The FCSO has also equipped deputies with Narcan since 2018. They’ve administered more than 200 doses.
To help keep young people on a positive track, the FCSO oversees a series of youth programs, including the law and justice academy at Matanzas High School. Over 2,700 youth participated in those programs 2021.
But more work is needed.
The county jail in Flagler County has become a de facto addiction services provider, but corrections facilities aren’t designed for that, Staly said.
“We cannot arrest our way out of this epidemic — and it is an epidemic,” Staly said. “We must educate, we must prevent, we must enforce and we must provide treatment. But with all of those programs have to be funded appropriately.”
"Chris didn't grow up poor. Chris was smart. Chris comes from a loving family. Chris's family has resources. None of that seemed to matter."
— MICHELLE CARTER, executive director, Embassy of Hope Foundation
Lane sees the effects of the drug epidemic in her law practice.
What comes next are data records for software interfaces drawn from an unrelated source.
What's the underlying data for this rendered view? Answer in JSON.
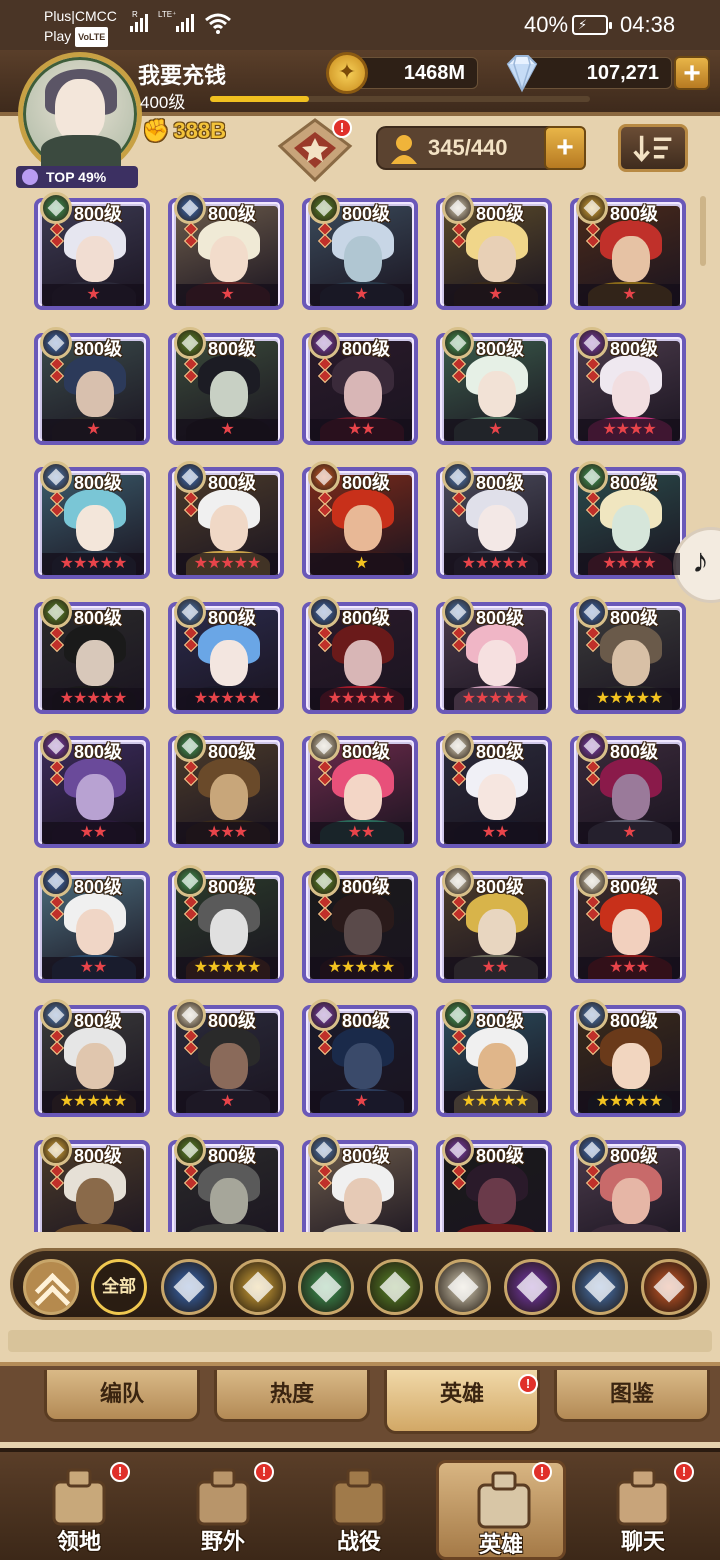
{
  "status_bar": {
    "carrier_top": "Plus|CMCC",
    "carrier_bottom": "Play",
    "volte": "VoLTE",
    "signal1_label": "R",
    "signal2_label": "LTE⁺",
    "battery_percent": "40%",
    "time": "04:38"
  },
  "player": {
    "name": "我要充钱",
    "level": "400级",
    "xp_fraction": 0.26,
    "power": "388B",
    "rank_badge": "TOP 49%"
  },
  "resources": {
    "gold": "1468M",
    "gems": "107,271",
    "add_label": "+"
  },
  "toolbar": {
    "hero_count": "345/440",
    "add_label": "+",
    "emblem_alert": "!"
  },
  "faction_colors": {
    "lightbearer": "#d9a93a",
    "mauler": "#d05a2a",
    "wilder": "#3e9a58",
    "graveborn": "#5a8a2a",
    "celestial": "#d8cfb8",
    "hypogean": "#7a3ab2",
    "dimensional": "#4a78b8",
    "tide": "#3a6ab8"
  },
  "heroes": [
    {
      "level": "800级",
      "faction": "wilder",
      "stars": "★",
      "star_color": "red",
      "hair": "#e6e6f0",
      "skin": "#f1ddd2",
      "bg": "#3c3a52",
      "clothes": "#2c2a3a"
    },
    {
      "level": "800级",
      "faction": "tide",
      "stars": "★",
      "star_color": "red",
      "hair": "#f0ead6",
      "skin": "#f2dccb",
      "bg": "#6a5a4a",
      "clothes": "#6a2a2a"
    },
    {
      "level": "800级",
      "faction": "graveborn",
      "stars": "★",
      "star_color": "red",
      "hair": "#c8d6e6",
      "skin": "#b0c6d2",
      "bg": "#3a4a5a",
      "clothes": "#2a3a4a"
    },
    {
      "level": "800级",
      "faction": "celestial",
      "stars": "★",
      "star_color": "red",
      "hair": "#f0d68a",
      "skin": "#e8d0b6",
      "bg": "#5a4a2a",
      "clothes": "#3a2a1a"
    },
    {
      "level": "800级",
      "faction": "lightbearer",
      "stars": "★",
      "star_color": "red",
      "hair": "#c0302a",
      "skin": "#e6c2a4",
      "bg": "#4a2a1a",
      "clothes": "#8a6a1a"
    },
    {
      "level": "800级",
      "faction": "tide",
      "stars": "★",
      "star_color": "red",
      "hair": "#2c3a5a",
      "skin": "#d8c0ae",
      "bg": "#3a4a4a",
      "clothes": "#2a2a2a"
    },
    {
      "level": "800级",
      "faction": "graveborn",
      "stars": "★",
      "star_color": "red",
      "hair": "#1c1c24",
      "skin": "#c8d0c4",
      "bg": "#3a4a3a",
      "clothes": "#1a1a1a"
    },
    {
      "level": "800级",
      "faction": "hypogean",
      "stars": "★★",
      "star_color": "red",
      "hair": "#3a2a3a",
      "skin": "#d8b6b6",
      "bg": "#2a1a2a",
      "clothes": "#6a1a2a"
    },
    {
      "level": "800级",
      "faction": "wilder",
      "stars": "★",
      "star_color": "red",
      "hair": "#e6f0e6",
      "skin": "#f2e2d6",
      "bg": "#3a5a4a",
      "clothes": "#4a6a5a"
    },
    {
      "level": "800级",
      "faction": "hypogean",
      "stars": "★★★★",
      "star_color": "red",
      "hair": "#efe8f0",
      "skin": "#f2dee0",
      "bg": "#4a3a4a",
      "clothes": "#c0307a"
    },
    {
      "level": "800级",
      "faction": "dimensional",
      "stars": "★★★★★",
      "star_color": "red",
      "hair": "#7ac6d6",
      "skin": "#f3e6da",
      "bg": "#3a5a6a",
      "clothes": "#2a3a4a"
    },
    {
      "level": "800级",
      "faction": "tide",
      "stars": "★★★★★",
      "star_color": "red",
      "hair": "#f0f0f0",
      "skin": "#f0d8c6",
      "bg": "#4a3a2a",
      "clothes": "#c8a24a"
    },
    {
      "level": "800级",
      "faction": "mauler",
      "stars": "★",
      "star_color": "gold",
      "hair": "#c8301a",
      "skin": "#e8b896",
      "bg": "#7a2a1a",
      "clothes": "#3a1a1a"
    },
    {
      "level": "800级",
      "faction": "dimensional",
      "stars": "★★★★★",
      "star_color": "red",
      "hair": "#e0e0ea",
      "skin": "#f3e8e6",
      "bg": "#4a4a5a",
      "clothes": "#3a3a4a"
    },
    {
      "level": "800级",
      "faction": "wilder",
      "stars": "★★★★",
      "star_color": "red",
      "hair": "#f0e6c0",
      "skin": "#d6e6da",
      "bg": "#2a4a4a",
      "clothes": "#8a2a3a"
    },
    {
      "level": "800级",
      "faction": "graveborn",
      "stars": "★★★★★",
      "star_color": "red",
      "hair": "#1a1a1a",
      "skin": "#d8c8ba",
      "bg": "#2a2a2a",
      "clothes": "#1a1a1a"
    },
    {
      "level": "800级",
      "faction": "dimensional",
      "stars": "★★★★★",
      "star_color": "red",
      "hair": "#6aa6e6",
      "skin": "#f3e6e0",
      "bg": "#2a2a4a",
      "clothes": "#1a1a2a"
    },
    {
      "level": "800级",
      "faction": "tide",
      "stars": "★★★★★",
      "star_color": "red",
      "hair": "#6a1a1a",
      "skin": "#d8b6b6",
      "bg": "#2a1a2a",
      "clothes": "#a01a2a"
    },
    {
      "level": "800级",
      "faction": "dimensional",
      "stars": "★★★★★",
      "star_color": "red",
      "hair": "#f0b6c6",
      "skin": "#f6e0e0",
      "bg": "#4a3a4a",
      "clothes": "#c89ab6"
    },
    {
      "level": "800级",
      "faction": "tide",
      "stars": "★★★★★",
      "star_color": "gold",
      "hair": "#6a5a4a",
      "skin": "#d8c0a6",
      "bg": "#3a3a3a",
      "clothes": "#2a2a2a"
    },
    {
      "level": "800级",
      "faction": "hypogean",
      "stars": "★★",
      "star_color": "red",
      "hair": "#6a4a9a",
      "skin": "#b8a2d2",
      "bg": "#3a2a5a",
      "clothes": "#2a1a3a"
    },
    {
      "level": "800级",
      "faction": "wilder",
      "stars": "★★★",
      "star_color": "red",
      "hair": "#6a4a2a",
      "skin": "#c8a67a",
      "bg": "#4a3a2a",
      "clothes": "#3a2a1a"
    },
    {
      "level": "800级",
      "faction": "celestial",
      "stars": "★★",
      "star_color": "red",
      "hair": "#e8507a",
      "skin": "#f3d6c6",
      "bg": "#6a2a4a",
      "clothes": "#2a6a5a"
    },
    {
      "level": "800级",
      "faction": "celestial",
      "stars": "★★",
      "star_color": "red",
      "hair": "#f0f0f6",
      "skin": "#f6e6e0",
      "bg": "#2a2a3a",
      "clothes": "#1a1a2a"
    },
    {
      "level": "800级",
      "faction": "hypogean",
      "stars": "★",
      "star_color": "red",
      "hair": "#8a1a4a",
      "skin": "#9a7a9a",
      "bg": "#3a2a3a",
      "clothes": "#5a5a6a"
    },
    {
      "level": "800级",
      "faction": "tide",
      "stars": "★★",
      "star_color": "red",
      "hair": "#f0f0f0",
      "skin": "#f0d6c6",
      "bg": "#4a6a7a",
      "clothes": "#2a4a6a"
    },
    {
      "level": "800级",
      "faction": "wilder",
      "stars": "★★★★★",
      "star_color": "gold",
      "hair": "#5a5a5a",
      "skin": "#e0e0e0",
      "bg": "#2a3a2a",
      "clothes": "#6a3a1a"
    },
    {
      "level": "800级",
      "faction": "graveborn",
      "stars": "★★★★★",
      "star_color": "gold",
      "hair": "#2a1a1a",
      "skin": "#5a4a4a",
      "bg": "#1a1a1a",
      "clothes": "#3a1a1a"
    },
    {
      "level": "800级",
      "faction": "celestial",
      "stars": "★★",
      "star_color": "red",
      "hair": "#d8b44a",
      "skin": "#e8d6c0",
      "bg": "#4a3a2a",
      "clothes": "#6a6a5a"
    },
    {
      "level": "800级",
      "faction": "celestial",
      "stars": "★★★",
      "star_color": "red",
      "hair": "#c8301a",
      "skin": "#f2d0be",
      "bg": "#3a2a2a",
      "clothes": "#8a1a1a"
    },
    {
      "level": "800级",
      "faction": "dimensional",
      "stars": "★★★★★",
      "star_color": "gold",
      "hair": "#e6e6e6",
      "skin": "#e0c6ae",
      "bg": "#3a3a3a",
      "clothes": "#4a3a2a"
    },
    {
      "level": "800级",
      "faction": "celestial",
      "stars": "★",
      "star_color": "red",
      "hair": "#2a2a2a",
      "skin": "#8a6a5a",
      "bg": "#2a2a3a",
      "clothes": "#3a3a4a"
    },
    {
      "level": "800级",
      "faction": "hypogean",
      "stars": "★",
      "star_color": "red",
      "hair": "#1a2a4a",
      "skin": "#3a4a6a",
      "bg": "#1a1a2a",
      "clothes": "#2a3a5a"
    },
    {
      "level": "800级",
      "faction": "wilder",
      "stars": "★★★★★",
      "star_color": "gold",
      "hair": "#f0f0f0",
      "skin": "#e0b68a",
      "bg": "#2a4a5a",
      "clothes": "#c8b67a"
    },
    {
      "level": "800级",
      "faction": "dimensional",
      "stars": "★★★★★",
      "star_color": "gold",
      "hair": "#6a3a1a",
      "skin": "#f2d6c0",
      "bg": "#3a2a1a",
      "clothes": "#1a2a2a"
    },
    {
      "level": "800级",
      "faction": "lightbearer",
      "stars": "",
      "star_color": "red",
      "hair": "#e6e0d6",
      "skin": "#8a6a4a",
      "bg": "#4a3a2a",
      "clothes": "#6a4a2a"
    },
    {
      "level": "800级",
      "faction": "graveborn",
      "stars": "",
      "star_color": "red",
      "hair": "#5a5a5a",
      "skin": "#a6a69a",
      "bg": "#2a2a2a",
      "clothes": "#3a3a3a"
    },
    {
      "level": "800级",
      "faction": "dimensional",
      "stars": "",
      "star_color": "red",
      "hair": "#f0f0f0",
      "skin": "#e6cab6",
      "bg": "#6a5a4a",
      "clothes": "#d0c6b6"
    },
    {
      "level": "800级",
      "faction": "hypogean",
      "stars": "",
      "star_color": "red",
      "hair": "#2a1a2a",
      "skin": "#6a3a4a",
      "bg": "#1a1a1a",
      "clothes": "#6a1a1a"
    },
    {
      "level": "800级",
      "faction": "tide",
      "stars": "",
      "star_color": "red",
      "hair": "#c86a6a",
      "skin": "#e6b6a6",
      "bg": "#4a3a4a",
      "clothes": "#3a2a3a"
    }
  ],
  "filters": {
    "collapse_icon": "chevron-up-icon",
    "all_label": "全部",
    "items": [
      "tide",
      "lightbearer",
      "wilder",
      "graveborn",
      "celestial",
      "hypogean",
      "dimensional",
      "mauler"
    ]
  },
  "subtabs": [
    {
      "label": "编队"
    },
    {
      "label": "热度"
    },
    {
      "label": "英雄",
      "active": true,
      "alert": "!"
    },
    {
      "label": "图鉴"
    }
  ],
  "bottom_nav": [
    {
      "label": "领地",
      "alert": "!"
    },
    {
      "label": "野外",
      "alert": "!"
    },
    {
      "label": "战役"
    },
    {
      "label": "英雄",
      "alert": "!",
      "active": true
    },
    {
      "label": "聊天",
      "alert": "!"
    }
  ]
}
Flagler County is fortunate to have a unified family court, she said, because that lets them get to know the families who come before them.
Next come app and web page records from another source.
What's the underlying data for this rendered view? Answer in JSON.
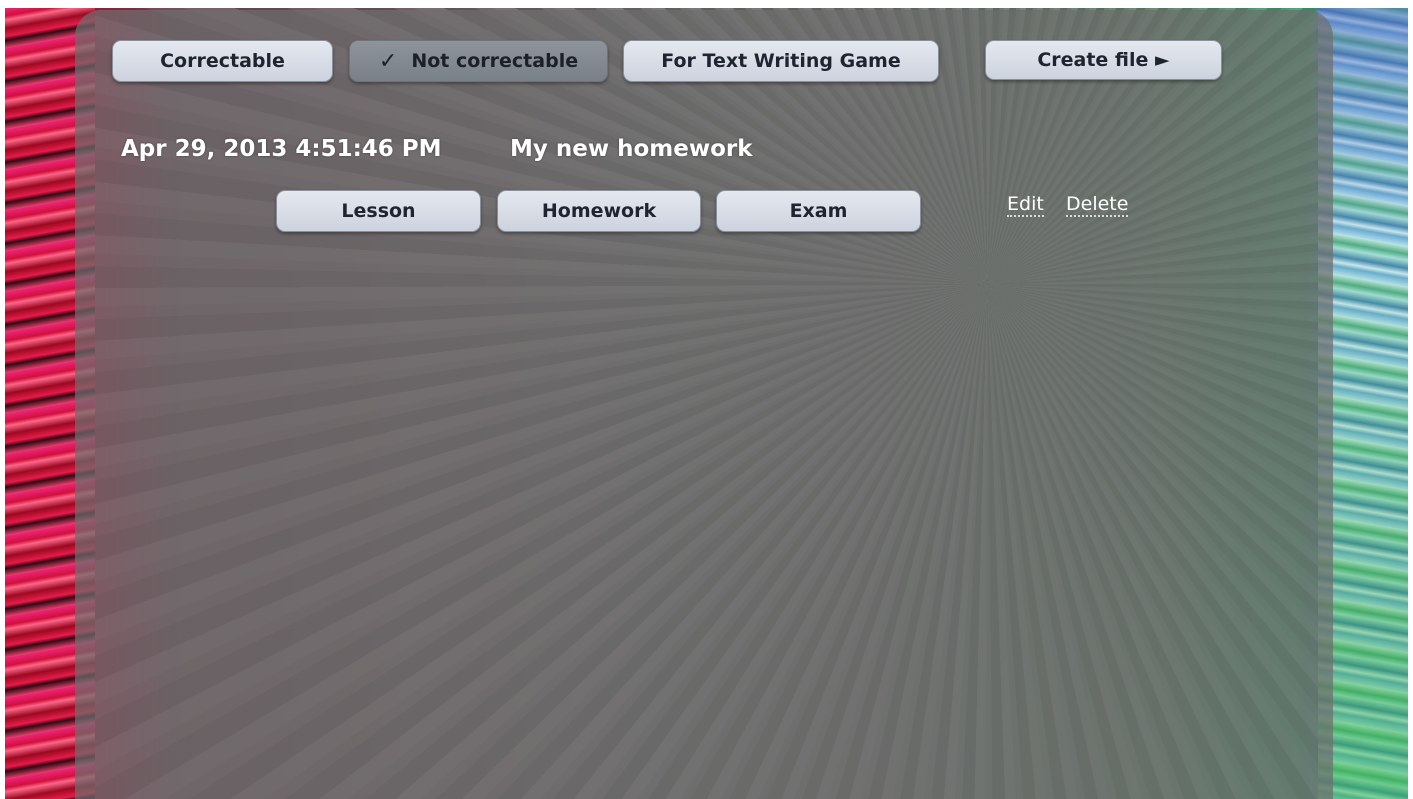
{
  "filters": {
    "correctable_label": "Correctable",
    "not_correctable_check": "✓",
    "not_correctable_label": "Not correctable",
    "text_writing_label": "For Text Writing Game",
    "create_file_label": "Create file ►",
    "selected": "Not correctable"
  },
  "item": {
    "timestamp": "Apr 29, 2013 4:51:46 PM",
    "title": "My new homework",
    "buttons": {
      "lesson": "Lesson",
      "homework": "Homework",
      "exam": "Exam"
    },
    "actions": {
      "edit": "Edit",
      "delete": "Delete"
    }
  }
}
In most cases, drug use isn’t their only problem.
“Usually, it's substance abuse plus … mental health, substance abuse and childhood trauma, and homelessness, and something else that's going on,” Lane said. “So we're very fortunate, in this area, to have a judiciary that is informed and educated to deal with these issues.”
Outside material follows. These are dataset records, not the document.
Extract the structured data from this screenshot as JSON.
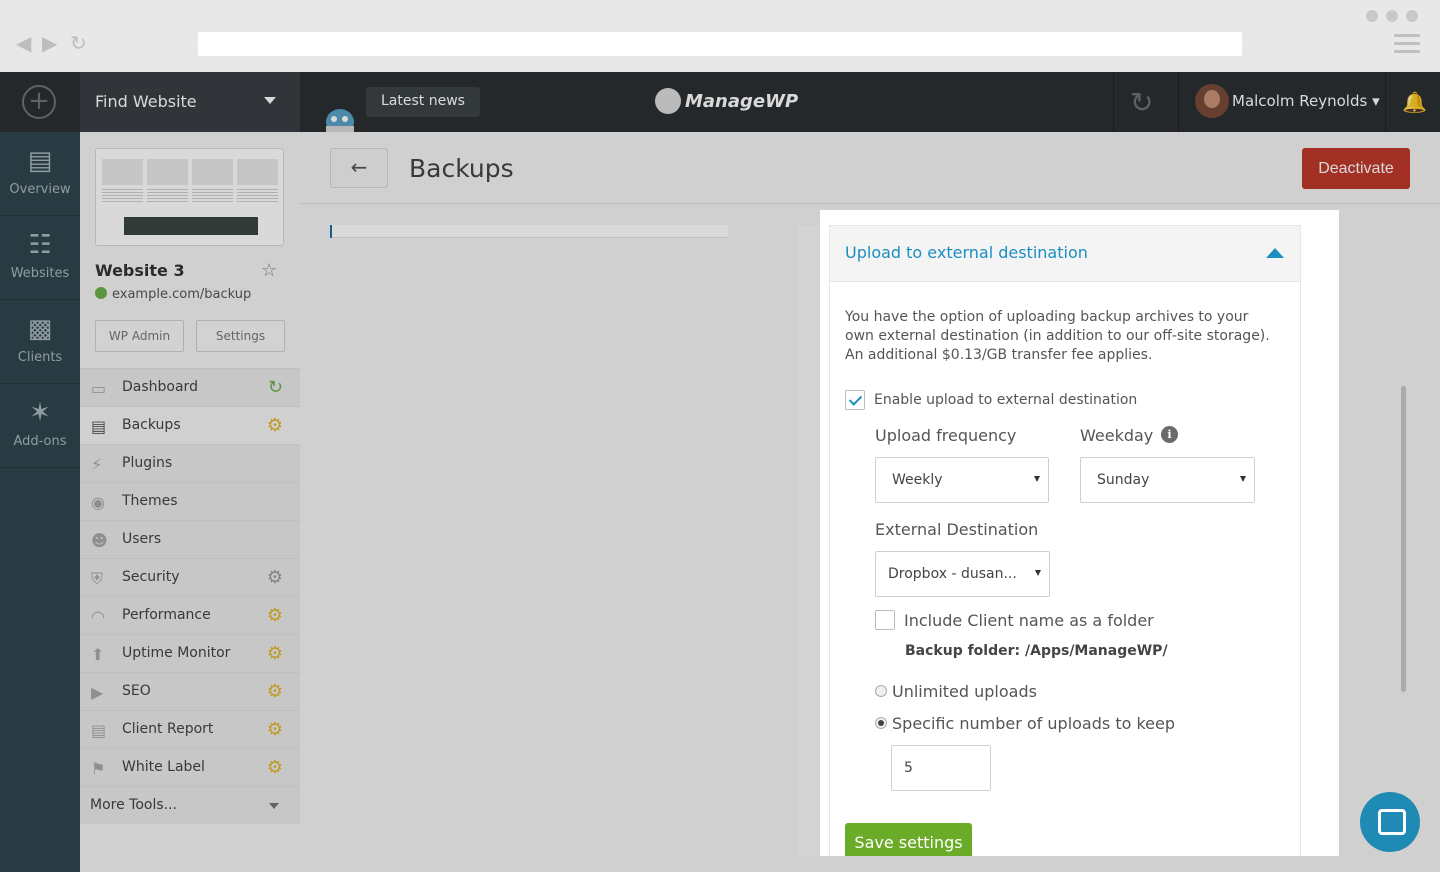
{
  "app": {
    "find_website": "Find Website",
    "latest_news": "Latest news",
    "logo_text": "ManageWP",
    "user_name": "Malcolm Reynolds"
  },
  "rail": [
    {
      "label": "Overview",
      "icon": "chart-icon"
    },
    {
      "label": "Websites",
      "icon": "websites-icon"
    },
    {
      "label": "Clients",
      "icon": "clients-icon"
    },
    {
      "label": "Add-ons",
      "icon": "addons-icon"
    }
  ],
  "site": {
    "name": "Website 3",
    "url": "example.com/backup",
    "wp_admin": "WP Admin",
    "settings": "Settings"
  },
  "menu": [
    {
      "label": "Dashboard",
      "icon": "monitor-icon",
      "badge": "refresh"
    },
    {
      "label": "Backups",
      "icon": "backup-icon",
      "badge": "gear-yellow"
    },
    {
      "label": "Plugins",
      "icon": "plug-icon",
      "badge": ""
    },
    {
      "label": "Themes",
      "icon": "palette-icon",
      "badge": ""
    },
    {
      "label": "Users",
      "icon": "user-icon",
      "badge": ""
    },
    {
      "label": "Security",
      "icon": "shield-icon",
      "badge": "gear-grey"
    },
    {
      "label": "Performance",
      "icon": "gauge-icon",
      "badge": "gear-yellow"
    },
    {
      "label": "Uptime Monitor",
      "icon": "arrow-up-icon",
      "badge": "gear-yellow"
    },
    {
      "label": "SEO",
      "icon": "megaphone-icon",
      "badge": "gear-yellow"
    },
    {
      "label": "Client Report",
      "icon": "report-icon",
      "badge": "gear-yellow"
    },
    {
      "label": "White Label",
      "icon": "tag-icon",
      "badge": "gear-yellow"
    }
  ],
  "more_tools": "More Tools...",
  "page": {
    "title": "Backups",
    "deactivate": "Deactivate",
    "progress_fraction": 0.005
  },
  "modal": {
    "title": "Upload to external destination",
    "description": "You have the option of uploading backup archives to your own external destination (in addition to our off-site storage). An additional $0.13/GB transfer fee applies.",
    "enable_label": "Enable upload to external destination",
    "enable_checked": true,
    "frequency_label": "Upload frequency",
    "frequency_value": "Weekly",
    "weekday_label": "Weekday",
    "weekday_value": "Sunday",
    "destination_label": "External Destination",
    "destination_value": "Dropbox - dusan...",
    "include_client_label": "Include Client name as a folder",
    "include_client_checked": false,
    "backup_folder": "Backup folder: /Apps/ManageWP/",
    "unlimited_label": "Unlimited uploads",
    "specific_label": "Specific number of uploads to keep",
    "specific_selected": true,
    "uploads_to_keep": "5",
    "save_label": "Save settings"
  },
  "colors": {
    "accent": "#1c8ebf",
    "deactivate": "#c0392b",
    "save": "#6aab27",
    "gear": "#e2b428",
    "rail": "#2f464f",
    "topbar": "#2b2f33"
  }
}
In 2019, the Department of Children and Families took approximately 2,400 children into custody in the Seventh Circuit area including Volusia, Flagler, St. Johns and Putnam counties, she said.
In Flagler County, she said, about 90% of those cases involved substance abuse.
Only about 30% of those children are successfully reunited with their families.
“That is definitely a number that we want to see increase — the children that go home successfully,” she said.
Breaking cycles of addiction, she said, starts with treatment.
“It has to start with community; it has to start with access to resources,” she said. “And the good news is … that all of those things are possible. All of those things are present.”
Wills said that many people begin abusing substances because they’re self-medicating for mental health conditions.
At Flagler Health+, she said, “We're really focusing on opening the door for communication for our youth, so that they have a safe area that they can talk about mental health, mental distress."
Carter, the mother of former professional basketball player Vince Carter, emphasized that substance abuse can affect any family.
“We're really focusing on opening the door for communication for our youth, so that they have a safe area that they can talk about mental health, mental distress."
— JENNIFER WILLS, Flagler Health+
Both of her sons — NBA star Vince Carter, and her younger son, Chris Carter — had done well in school, been school athletes, grew up in an upscale neighborhood, she said.
But Christopher, who'd wanted to be a meteorologist, had faltered, dropping out of school in his senior year. His parents found out he'd been using drugs.
"Chris didn't grow up poor. Chris was smart. Chris comes from a loving family. Chris's family has resources," she said. "None of that seemed to matter."
At 42, he's now serving out a violation of probation sentence, she said. Jobs and housing are hard to find.
"This started when he was younger than these young men sitting in front of me," Carter said.
She commended Flagler County for tackling the drug problem.
"Maybe Flagler County has the model for other counties," she said. "Let's start in Florida — everything has to start somewhere — to help people get back, really get back, into society."
Staly said that as the county's population in recent years surpassed 100,000, he's seen more service providers interested in serving the area.
For instance, the county government has partnered with SMA Healthcare and Flagler Health+ to create the Flagler Access Center, which opened in January and provides screening, case management, and links to behavioral and drug abuse treatment services.
"In the last year, 18 months, I've seen as a sheriff a huge increase in providers wanting to be in Flagler County," he said. "That's only going to make it better for everybody."